══ Data to process ══

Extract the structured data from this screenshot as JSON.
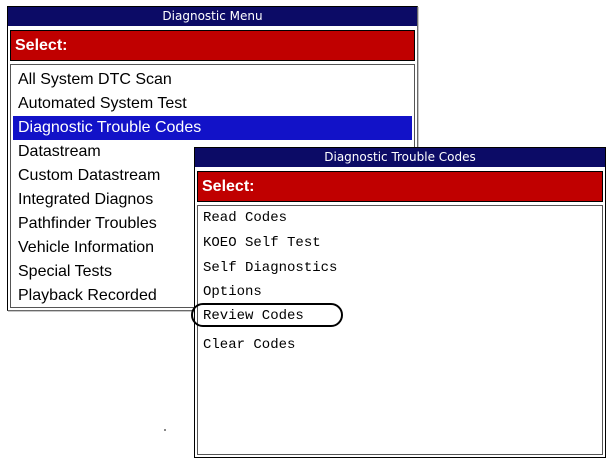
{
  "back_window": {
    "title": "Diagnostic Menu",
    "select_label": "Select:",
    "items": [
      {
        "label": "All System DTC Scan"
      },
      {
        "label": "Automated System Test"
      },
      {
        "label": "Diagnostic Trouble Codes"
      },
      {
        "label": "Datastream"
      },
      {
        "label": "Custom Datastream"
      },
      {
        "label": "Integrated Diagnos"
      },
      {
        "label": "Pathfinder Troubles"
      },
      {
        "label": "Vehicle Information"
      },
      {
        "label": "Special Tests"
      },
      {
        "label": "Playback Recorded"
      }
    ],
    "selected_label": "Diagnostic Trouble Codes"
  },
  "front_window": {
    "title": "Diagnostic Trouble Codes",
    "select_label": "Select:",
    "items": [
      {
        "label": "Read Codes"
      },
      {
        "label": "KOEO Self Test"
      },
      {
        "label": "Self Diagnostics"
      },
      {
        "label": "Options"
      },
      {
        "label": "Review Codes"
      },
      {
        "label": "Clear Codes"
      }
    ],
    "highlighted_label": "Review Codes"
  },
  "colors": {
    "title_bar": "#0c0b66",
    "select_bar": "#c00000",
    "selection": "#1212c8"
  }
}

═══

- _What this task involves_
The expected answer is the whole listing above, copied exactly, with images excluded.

- _Answer space_
Extract the structured data from this screenshot as JSON.
{
  "back_window": {
    "title": "Diagnostic Menu",
    "select_label": "Select:",
    "items": [
      {
        "label": "All System DTC Scan"
      },
      {
        "label": "Automated System Test"
      },
      {
        "label": "Diagnostic Trouble Codes"
      },
      {
        "label": "Datastream"
      },
      {
        "label": "Custom Datastream"
      },
      {
        "label": "Integrated Diagnos"
      },
      {
        "label": "Pathfinder Troubles"
      },
      {
        "label": "Vehicle Information"
      },
      {
        "label": "Special Tests"
      },
      {
        "label": "Playback Recorded"
      }
    ],
    "selected_label": "Diagnostic Trouble Codes"
  },
  "front_window": {
    "title": "Diagnostic Trouble Codes",
    "select_label": "Select:",
    "items": [
      {
        "label": "Read Codes"
      },
      {
        "label": "KOEO Self Test"
      },
      {
        "label": "Self Diagnostics"
      },
      {
        "label": "Options"
      },
      {
        "label": "Review Codes"
      },
      {
        "label": "Clear Codes"
      }
    ],
    "highlighted_label": "Review Codes"
  },
  "colors": {
    "title_bar": "#0c0b66",
    "select_bar": "#c00000",
    "selection": "#1212c8"
  }
}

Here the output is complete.